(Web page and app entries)
******************************
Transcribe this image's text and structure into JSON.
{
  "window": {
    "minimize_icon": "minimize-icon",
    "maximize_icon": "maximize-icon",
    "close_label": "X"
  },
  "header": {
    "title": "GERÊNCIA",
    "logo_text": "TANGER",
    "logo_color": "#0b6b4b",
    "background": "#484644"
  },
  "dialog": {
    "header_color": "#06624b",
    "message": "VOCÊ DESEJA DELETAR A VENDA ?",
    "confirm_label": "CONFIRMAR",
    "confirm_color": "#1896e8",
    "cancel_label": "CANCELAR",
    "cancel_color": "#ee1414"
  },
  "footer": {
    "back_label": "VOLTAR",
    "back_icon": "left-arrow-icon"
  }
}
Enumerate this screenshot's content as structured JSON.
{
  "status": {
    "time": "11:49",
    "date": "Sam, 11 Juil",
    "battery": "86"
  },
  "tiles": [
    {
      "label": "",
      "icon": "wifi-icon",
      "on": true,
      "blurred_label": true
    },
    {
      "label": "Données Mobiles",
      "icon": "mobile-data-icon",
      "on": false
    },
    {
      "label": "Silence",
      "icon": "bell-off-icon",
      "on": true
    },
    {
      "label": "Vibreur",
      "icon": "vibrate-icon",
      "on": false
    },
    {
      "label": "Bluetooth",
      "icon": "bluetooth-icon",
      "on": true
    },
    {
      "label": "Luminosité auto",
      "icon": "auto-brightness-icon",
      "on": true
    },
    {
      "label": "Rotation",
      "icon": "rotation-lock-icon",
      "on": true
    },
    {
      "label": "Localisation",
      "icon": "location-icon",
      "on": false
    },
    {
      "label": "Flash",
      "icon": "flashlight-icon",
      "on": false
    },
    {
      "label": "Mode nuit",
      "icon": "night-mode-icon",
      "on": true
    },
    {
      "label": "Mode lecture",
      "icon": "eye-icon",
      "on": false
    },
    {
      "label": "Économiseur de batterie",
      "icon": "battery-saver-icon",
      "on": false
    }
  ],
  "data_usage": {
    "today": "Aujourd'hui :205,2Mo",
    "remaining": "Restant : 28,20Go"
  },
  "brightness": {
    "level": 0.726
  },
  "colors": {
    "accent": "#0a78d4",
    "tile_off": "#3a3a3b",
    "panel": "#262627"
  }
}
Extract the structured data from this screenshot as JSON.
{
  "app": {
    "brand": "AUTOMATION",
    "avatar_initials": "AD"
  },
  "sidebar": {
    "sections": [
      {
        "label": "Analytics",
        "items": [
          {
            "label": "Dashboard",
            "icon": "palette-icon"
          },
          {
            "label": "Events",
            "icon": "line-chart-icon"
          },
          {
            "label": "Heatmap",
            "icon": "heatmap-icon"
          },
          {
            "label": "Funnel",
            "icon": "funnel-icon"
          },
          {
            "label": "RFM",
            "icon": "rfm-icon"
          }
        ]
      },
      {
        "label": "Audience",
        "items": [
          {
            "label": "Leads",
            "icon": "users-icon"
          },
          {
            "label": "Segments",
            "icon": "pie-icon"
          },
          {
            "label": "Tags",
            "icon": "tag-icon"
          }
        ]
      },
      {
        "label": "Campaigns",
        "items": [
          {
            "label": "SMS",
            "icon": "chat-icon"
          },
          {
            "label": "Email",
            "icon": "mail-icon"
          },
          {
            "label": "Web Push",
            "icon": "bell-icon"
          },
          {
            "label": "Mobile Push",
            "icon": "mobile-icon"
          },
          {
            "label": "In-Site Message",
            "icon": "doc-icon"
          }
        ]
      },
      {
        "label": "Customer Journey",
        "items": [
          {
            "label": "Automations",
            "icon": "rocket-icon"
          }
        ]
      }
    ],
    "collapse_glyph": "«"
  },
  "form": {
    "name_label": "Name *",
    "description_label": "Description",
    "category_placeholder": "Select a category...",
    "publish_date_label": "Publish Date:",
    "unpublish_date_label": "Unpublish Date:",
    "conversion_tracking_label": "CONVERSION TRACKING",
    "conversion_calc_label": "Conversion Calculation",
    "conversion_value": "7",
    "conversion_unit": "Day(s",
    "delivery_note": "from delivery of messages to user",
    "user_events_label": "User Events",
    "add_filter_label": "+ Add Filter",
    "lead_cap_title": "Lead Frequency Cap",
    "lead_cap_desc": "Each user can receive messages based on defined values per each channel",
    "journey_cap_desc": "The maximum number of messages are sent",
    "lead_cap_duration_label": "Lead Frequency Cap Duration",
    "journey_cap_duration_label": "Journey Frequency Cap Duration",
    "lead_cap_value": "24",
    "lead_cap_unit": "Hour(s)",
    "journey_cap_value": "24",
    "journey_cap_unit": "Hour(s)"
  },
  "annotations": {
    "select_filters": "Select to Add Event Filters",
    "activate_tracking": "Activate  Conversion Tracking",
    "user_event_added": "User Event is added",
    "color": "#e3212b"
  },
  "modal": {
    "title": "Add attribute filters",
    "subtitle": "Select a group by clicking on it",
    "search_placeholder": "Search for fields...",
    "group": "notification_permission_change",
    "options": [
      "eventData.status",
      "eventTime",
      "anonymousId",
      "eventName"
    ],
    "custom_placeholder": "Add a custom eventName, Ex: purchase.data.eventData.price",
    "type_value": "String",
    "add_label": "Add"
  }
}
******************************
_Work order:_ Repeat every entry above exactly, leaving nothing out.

_Task solution:_
Transcribe this image's text and structure into JSON.
{
  "window": {
    "minimize_icon": "minimize-icon",
    "maximize_icon": "maximize-icon",
    "close_label": "X"
  },
  "header": {
    "title": "GERÊNCIA",
    "logo_text": "TANGER",
    "logo_color": "#0b6b4b",
    "background": "#484644"
  },
  "dialog": {
    "header_color": "#06624b",
    "message": "VOCÊ DESEJA DELETAR A VENDA ?",
    "confirm_label": "CONFIRMAR",
    "confirm_color": "#1896e8",
    "cancel_label": "CANCELAR",
    "cancel_color": "#ee1414"
  },
  "footer": {
    "back_label": "VOLTAR",
    "back_icon": "left-arrow-icon"
  }
}
Enumerate this screenshot's content as structured JSON.
{
  "status": {
    "time": "11:49",
    "date": "Sam, 11 Juil",
    "battery": "86"
  },
  "tiles": [
    {
      "label": "",
      "icon": "wifi-icon",
      "on": true,
      "blurred_label": true
    },
    {
      "label": "Données Mobiles",
      "icon": "mobile-data-icon",
      "on": false
    },
    {
      "label": "Silence",
      "icon": "bell-off-icon",
      "on": true
    },
    {
      "label": "Vibreur",
      "icon": "vibrate-icon",
      "on": false
    },
    {
      "label": "Bluetooth",
      "icon": "bluetooth-icon",
      "on": true
    },
    {
      "label": "Luminosité auto",
      "icon": "auto-brightness-icon",
      "on": true
    },
    {
      "label": "Rotation",
      "icon": "rotation-lock-icon",
      "on": true
    },
    {
      "label": "Localisation",
      "icon": "location-icon",
      "on": false
    },
    {
      "label": "Flash",
      "icon": "flashlight-icon",
      "on": false
    },
    {
      "label": "Mode nuit",
      "icon": "night-mode-icon",
      "on": true
    },
    {
      "label": "Mode lecture",
      "icon": "eye-icon",
      "on": false
    },
    {
      "label": "Économiseur de batterie",
      "icon": "battery-saver-icon",
      "on": false
    }
  ],
  "data_usage": {
    "today": "Aujourd'hui :205,2Mo",
    "remaining": "Restant : 28,20Go"
  },
  "brightness": {
    "level": 0.726
  },
  "colors": {
    "accent": "#0a78d4",
    "tile_off": "#3a3a3b",
    "panel": "#262627"
  }
}
Extract the structured data from this screenshot as JSON.
{
  "app": {
    "brand": "AUTOMATION",
    "avatar_initials": "AD"
  },
  "sidebar": {
    "sections": [
      {
        "label": "Analytics",
        "items": [
          {
            "label": "Dashboard",
            "icon": "palette-icon"
          },
          {
            "label": "Events",
            "icon": "line-chart-icon"
          },
          {
            "label": "Heatmap",
            "icon": "heatmap-icon"
          },
          {
            "label": "Funnel",
            "icon": "funnel-icon"
          },
          {
            "label": "RFM",
            "icon": "rfm-icon"
          }
        ]
      },
      {
        "label": "Audience",
        "items": [
          {
            "label": "Leads",
            "icon": "users-icon"
          },
          {
            "label": "Segments",
            "icon": "pie-icon"
          },
          {
            "label": "Tags",
            "icon": "tag-icon"
          }
        ]
      },
      {
        "label": "Campaigns",
        "items": [
          {
            "label": "SMS",
            "icon": "chat-icon"
          },
          {
            "label": "Email",
            "icon": "mail-icon"
          },
          {
            "label": "Web Push",
            "icon": "bell-icon"
          },
          {
            "label": "Mobile Push",
            "icon": "mobile-icon"
          },
          {
            "label": "In-Site Message",
            "icon": "doc-icon"
          }
        ]
      },
      {
        "label": "Customer Journey",
        "items": [
          {
            "label": "Automations",
            "icon": "rocket-icon"
          }
        ]
      }
    ],
    "collapse_glyph": "«"
  },
  "form": {
    "name_label": "Name *",
    "description_label": "Description",
    "category_placeholder": "Select a category...",
    "publish_date_label": "Publish Date:",
    "unpublish_date_label": "Unpublish Date:",
    "conversion_tracking_label": "CONVERSION TRACKING",
    "conversion_calc_label": "Conversion Calculation",
    "conversion_value": "7",
    "conversion_unit": "Day(s",
    "delivery_note": "from delivery of messages to user",
    "user_events_label": "User Events",
    "add_filter_label": "+ Add Filter",
    "lead_cap_title": "Lead Frequency Cap",
    "lead_cap_desc": "Each user can receive messages based on defined values per each channel",
    "journey_cap_desc": "The maximum number of messages are sent",
    "lead_cap_duration_label": "Lead Frequency Cap Duration",
    "journey_cap_duration_label": "Journey Frequency Cap Duration",
    "lead_cap_value": "24",
    "lead_cap_unit": "Hour(s)",
    "journey_cap_value": "24",
    "journey_cap_unit": "Hour(s)"
  },
  "annotations": {
    "select_filters": "Select to Add Event Filters",
    "activate_tracking": "Activate  Conversion Tracking",
    "user_event_added": "User Event is added",
    "color": "#e3212b"
  },
  "modal": {
    "title": "Add attribute filters",
    "subtitle": "Select a group by clicking on it",
    "search_placeholder": "Search for fields...",
    "group": "notification_permission_change",
    "options": [
      "eventData.status",
      "eventTime",
      "anonymousId",
      "eventName"
    ],
    "custom_placeholder": "Add a custom eventName, Ex: purchase.data.eventData.price",
    "type_value": "String",
    "add_label": "Add"
  }
}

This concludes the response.